### Provided entries:
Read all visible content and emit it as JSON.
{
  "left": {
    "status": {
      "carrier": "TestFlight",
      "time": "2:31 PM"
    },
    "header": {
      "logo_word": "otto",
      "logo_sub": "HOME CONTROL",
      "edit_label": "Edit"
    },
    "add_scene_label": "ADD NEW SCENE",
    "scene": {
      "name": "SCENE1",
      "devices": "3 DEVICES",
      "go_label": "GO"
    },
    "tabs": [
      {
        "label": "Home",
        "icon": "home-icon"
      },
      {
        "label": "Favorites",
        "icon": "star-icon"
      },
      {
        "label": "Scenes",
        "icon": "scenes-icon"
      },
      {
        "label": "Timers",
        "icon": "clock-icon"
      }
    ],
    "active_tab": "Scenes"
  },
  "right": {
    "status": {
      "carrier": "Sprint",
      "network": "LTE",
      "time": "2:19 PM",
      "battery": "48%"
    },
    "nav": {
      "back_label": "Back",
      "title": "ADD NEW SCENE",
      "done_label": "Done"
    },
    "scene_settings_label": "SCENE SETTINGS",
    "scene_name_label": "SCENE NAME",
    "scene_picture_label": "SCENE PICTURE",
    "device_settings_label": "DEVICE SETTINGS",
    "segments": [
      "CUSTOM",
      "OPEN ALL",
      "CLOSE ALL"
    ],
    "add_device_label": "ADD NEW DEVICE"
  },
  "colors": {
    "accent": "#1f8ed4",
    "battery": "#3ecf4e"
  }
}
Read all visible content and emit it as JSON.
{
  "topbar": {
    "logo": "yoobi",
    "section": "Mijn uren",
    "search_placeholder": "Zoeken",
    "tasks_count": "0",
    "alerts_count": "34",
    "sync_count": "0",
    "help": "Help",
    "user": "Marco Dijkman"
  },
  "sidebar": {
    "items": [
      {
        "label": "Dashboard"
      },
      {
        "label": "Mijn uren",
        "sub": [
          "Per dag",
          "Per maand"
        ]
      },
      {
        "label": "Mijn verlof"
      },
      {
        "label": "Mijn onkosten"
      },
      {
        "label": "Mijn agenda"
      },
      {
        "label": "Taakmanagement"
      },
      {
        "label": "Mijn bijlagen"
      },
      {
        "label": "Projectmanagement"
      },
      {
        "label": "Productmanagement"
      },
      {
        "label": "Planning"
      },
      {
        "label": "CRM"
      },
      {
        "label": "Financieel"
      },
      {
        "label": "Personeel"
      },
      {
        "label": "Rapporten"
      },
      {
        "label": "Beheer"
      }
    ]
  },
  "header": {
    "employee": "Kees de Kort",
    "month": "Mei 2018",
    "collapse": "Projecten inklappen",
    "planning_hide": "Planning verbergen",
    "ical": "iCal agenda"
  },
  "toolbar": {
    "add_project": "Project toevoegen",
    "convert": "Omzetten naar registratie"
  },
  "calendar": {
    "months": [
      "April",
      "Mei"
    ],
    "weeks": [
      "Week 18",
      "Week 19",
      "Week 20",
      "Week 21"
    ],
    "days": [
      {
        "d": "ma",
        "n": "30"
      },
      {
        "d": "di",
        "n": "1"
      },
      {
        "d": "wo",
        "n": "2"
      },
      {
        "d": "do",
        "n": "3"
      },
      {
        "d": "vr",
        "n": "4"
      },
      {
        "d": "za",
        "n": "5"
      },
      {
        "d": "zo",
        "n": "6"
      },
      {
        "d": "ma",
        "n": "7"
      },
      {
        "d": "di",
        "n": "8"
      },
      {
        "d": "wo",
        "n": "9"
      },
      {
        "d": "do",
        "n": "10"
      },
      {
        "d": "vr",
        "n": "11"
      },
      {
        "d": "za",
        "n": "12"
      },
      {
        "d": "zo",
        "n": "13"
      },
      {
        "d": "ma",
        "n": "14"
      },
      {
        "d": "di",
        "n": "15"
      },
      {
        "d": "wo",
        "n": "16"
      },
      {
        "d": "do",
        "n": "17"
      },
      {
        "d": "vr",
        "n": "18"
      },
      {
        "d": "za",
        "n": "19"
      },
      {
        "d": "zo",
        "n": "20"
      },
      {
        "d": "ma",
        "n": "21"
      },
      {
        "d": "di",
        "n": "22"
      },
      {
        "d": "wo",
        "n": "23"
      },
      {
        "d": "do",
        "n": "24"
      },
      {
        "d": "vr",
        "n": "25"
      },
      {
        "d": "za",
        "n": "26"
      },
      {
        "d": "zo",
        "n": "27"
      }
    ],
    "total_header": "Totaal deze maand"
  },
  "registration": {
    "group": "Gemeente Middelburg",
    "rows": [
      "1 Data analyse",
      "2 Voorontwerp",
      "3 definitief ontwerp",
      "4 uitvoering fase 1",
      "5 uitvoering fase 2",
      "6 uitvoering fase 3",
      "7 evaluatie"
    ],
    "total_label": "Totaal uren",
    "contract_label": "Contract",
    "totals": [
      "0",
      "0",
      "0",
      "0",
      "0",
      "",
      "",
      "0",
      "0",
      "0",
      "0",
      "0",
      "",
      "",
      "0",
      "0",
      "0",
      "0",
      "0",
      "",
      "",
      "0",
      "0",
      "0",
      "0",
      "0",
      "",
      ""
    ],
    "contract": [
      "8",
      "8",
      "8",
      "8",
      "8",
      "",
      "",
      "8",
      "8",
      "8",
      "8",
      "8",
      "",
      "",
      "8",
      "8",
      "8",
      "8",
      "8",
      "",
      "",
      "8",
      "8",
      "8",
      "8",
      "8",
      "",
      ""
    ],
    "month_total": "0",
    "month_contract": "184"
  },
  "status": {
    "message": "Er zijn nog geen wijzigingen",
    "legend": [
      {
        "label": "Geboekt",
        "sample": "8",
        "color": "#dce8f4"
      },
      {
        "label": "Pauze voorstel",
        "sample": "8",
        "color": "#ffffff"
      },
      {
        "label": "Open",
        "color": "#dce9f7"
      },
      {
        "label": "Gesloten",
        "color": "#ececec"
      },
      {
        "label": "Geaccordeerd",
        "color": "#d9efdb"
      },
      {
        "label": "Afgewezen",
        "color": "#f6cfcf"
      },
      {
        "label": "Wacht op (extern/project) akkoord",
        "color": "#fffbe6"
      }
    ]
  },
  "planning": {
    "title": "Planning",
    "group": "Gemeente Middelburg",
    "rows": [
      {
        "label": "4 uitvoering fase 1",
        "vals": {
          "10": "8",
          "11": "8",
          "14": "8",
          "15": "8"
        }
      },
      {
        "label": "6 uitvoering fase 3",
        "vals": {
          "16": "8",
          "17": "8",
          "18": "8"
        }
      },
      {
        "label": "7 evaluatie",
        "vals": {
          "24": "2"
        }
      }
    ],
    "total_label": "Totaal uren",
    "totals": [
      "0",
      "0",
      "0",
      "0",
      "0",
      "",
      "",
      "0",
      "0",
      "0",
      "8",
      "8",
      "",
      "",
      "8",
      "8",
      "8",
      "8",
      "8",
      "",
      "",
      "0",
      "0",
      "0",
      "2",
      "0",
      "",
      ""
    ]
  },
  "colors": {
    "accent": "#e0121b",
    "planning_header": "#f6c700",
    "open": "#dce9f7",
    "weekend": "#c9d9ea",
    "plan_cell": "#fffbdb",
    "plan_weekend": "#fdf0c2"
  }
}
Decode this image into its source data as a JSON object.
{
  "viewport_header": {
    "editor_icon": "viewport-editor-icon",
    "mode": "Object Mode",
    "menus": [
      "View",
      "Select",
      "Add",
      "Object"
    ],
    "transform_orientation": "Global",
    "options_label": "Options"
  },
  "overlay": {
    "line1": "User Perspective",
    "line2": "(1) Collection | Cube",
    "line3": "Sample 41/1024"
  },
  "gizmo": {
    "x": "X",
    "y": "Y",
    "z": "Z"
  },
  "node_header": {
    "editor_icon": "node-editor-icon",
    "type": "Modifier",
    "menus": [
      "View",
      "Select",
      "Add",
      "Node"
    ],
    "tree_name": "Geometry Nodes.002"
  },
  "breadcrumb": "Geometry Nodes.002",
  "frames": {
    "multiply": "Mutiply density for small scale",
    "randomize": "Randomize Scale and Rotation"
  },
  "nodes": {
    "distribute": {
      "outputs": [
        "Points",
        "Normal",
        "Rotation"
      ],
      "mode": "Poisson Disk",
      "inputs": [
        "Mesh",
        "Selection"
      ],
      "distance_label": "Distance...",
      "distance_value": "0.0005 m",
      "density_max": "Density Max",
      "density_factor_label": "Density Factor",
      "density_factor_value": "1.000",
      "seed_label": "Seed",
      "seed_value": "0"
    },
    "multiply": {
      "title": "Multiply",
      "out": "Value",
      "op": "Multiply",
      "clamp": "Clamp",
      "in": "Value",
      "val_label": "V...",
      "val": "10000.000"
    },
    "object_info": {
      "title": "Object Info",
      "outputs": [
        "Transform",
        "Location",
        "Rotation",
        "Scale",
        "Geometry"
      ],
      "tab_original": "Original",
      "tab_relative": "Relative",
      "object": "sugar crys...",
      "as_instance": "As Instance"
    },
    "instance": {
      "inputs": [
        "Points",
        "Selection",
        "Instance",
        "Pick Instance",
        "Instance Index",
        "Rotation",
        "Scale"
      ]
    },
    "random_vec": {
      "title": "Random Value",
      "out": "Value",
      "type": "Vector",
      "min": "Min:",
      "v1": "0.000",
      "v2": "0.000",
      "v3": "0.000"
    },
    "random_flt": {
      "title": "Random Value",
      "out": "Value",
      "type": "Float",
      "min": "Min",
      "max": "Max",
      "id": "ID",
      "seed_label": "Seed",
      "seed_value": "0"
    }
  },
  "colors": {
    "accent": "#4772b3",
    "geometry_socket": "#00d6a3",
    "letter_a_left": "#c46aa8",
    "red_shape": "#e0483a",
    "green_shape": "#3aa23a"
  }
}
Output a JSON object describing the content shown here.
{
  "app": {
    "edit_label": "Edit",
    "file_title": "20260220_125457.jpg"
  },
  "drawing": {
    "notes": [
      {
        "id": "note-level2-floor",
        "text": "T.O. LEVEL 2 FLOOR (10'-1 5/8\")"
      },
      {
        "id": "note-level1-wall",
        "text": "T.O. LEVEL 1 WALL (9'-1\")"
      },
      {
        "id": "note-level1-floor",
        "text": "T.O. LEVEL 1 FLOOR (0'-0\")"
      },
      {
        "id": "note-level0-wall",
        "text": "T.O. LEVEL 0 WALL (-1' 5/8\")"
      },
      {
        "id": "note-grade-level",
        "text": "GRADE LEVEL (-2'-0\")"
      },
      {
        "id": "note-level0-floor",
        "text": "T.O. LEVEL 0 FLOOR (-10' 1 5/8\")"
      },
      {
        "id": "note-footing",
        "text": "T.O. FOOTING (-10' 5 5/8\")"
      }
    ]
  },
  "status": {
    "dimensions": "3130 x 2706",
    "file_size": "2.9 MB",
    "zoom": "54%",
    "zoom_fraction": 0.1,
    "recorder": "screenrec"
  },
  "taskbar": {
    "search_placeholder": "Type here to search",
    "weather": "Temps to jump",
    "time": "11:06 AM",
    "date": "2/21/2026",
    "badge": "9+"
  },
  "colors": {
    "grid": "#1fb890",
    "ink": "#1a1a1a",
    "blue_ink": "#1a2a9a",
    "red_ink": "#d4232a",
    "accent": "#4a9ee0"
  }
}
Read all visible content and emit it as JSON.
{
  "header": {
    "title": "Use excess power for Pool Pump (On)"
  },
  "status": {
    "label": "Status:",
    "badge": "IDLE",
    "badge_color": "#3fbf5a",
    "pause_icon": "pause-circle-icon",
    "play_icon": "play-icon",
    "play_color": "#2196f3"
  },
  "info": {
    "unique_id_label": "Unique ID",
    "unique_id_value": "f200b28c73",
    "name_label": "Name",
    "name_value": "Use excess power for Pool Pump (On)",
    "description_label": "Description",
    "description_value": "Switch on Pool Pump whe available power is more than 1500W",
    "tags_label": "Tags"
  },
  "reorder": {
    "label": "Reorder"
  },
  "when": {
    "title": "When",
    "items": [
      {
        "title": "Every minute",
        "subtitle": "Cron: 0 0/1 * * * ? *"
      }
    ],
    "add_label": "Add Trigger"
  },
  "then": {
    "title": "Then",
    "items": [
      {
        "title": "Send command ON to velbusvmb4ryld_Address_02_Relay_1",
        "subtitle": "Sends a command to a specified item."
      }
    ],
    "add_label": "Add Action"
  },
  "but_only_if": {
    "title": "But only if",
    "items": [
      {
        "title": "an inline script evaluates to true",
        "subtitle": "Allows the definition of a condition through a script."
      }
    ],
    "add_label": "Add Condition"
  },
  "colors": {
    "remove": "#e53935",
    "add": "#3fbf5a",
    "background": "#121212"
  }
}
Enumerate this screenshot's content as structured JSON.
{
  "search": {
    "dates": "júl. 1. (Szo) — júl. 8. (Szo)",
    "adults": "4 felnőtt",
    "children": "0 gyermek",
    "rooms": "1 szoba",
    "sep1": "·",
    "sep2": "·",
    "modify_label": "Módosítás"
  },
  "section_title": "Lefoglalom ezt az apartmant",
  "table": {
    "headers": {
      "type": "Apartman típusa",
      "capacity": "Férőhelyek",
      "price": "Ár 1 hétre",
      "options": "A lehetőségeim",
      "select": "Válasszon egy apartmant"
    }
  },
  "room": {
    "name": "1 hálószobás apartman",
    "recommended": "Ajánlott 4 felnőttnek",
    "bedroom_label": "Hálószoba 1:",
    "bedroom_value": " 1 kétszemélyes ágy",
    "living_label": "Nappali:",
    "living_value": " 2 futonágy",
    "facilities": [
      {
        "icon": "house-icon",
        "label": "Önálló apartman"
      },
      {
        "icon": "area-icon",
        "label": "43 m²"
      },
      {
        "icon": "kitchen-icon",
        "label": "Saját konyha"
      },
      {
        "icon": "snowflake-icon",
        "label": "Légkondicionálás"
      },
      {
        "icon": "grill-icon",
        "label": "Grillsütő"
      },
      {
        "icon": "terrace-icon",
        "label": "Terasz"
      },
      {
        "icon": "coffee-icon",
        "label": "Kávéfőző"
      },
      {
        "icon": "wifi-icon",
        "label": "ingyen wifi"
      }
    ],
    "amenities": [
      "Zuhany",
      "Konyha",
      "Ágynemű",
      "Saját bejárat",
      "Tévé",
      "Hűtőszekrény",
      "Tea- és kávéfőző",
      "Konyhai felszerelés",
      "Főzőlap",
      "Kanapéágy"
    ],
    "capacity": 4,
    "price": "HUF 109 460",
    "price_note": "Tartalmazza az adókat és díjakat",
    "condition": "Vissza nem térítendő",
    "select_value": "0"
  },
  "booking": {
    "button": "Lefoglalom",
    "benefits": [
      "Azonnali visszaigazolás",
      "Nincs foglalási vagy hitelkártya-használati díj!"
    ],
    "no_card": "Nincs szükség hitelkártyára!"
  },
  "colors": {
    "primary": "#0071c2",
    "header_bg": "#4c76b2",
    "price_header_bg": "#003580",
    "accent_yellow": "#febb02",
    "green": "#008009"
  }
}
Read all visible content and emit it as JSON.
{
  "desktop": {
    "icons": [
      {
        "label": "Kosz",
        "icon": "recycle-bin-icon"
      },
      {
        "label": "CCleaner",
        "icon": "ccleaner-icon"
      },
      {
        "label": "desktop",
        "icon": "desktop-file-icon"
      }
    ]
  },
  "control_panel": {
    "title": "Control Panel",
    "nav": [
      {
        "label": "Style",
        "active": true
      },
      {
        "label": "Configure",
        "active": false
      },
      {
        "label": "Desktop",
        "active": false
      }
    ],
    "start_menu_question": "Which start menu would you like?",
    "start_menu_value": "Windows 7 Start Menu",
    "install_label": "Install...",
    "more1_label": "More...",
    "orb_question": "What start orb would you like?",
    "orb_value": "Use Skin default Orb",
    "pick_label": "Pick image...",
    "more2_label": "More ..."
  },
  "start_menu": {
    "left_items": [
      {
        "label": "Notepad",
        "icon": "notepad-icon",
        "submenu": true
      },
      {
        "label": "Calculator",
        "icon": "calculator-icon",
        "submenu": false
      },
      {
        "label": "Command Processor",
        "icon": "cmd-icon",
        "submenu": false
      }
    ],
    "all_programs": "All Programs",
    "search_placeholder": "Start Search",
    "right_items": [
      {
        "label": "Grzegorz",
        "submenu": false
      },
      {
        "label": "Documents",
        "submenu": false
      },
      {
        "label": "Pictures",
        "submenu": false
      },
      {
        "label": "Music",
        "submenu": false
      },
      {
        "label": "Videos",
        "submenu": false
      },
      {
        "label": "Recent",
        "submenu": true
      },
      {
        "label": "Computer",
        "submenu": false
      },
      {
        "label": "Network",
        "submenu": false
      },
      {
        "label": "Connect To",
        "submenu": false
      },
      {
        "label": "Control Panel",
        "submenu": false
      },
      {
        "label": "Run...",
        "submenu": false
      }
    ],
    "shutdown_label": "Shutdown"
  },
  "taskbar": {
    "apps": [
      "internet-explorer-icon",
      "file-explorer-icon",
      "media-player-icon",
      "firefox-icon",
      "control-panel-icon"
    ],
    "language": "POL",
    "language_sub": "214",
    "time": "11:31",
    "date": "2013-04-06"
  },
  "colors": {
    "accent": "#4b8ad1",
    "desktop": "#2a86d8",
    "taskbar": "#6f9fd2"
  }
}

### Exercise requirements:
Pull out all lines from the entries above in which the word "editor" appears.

### Written answer:
    "editor_icon": "viewport-editor-icon",
    "editor_icon": "node-editor-icon",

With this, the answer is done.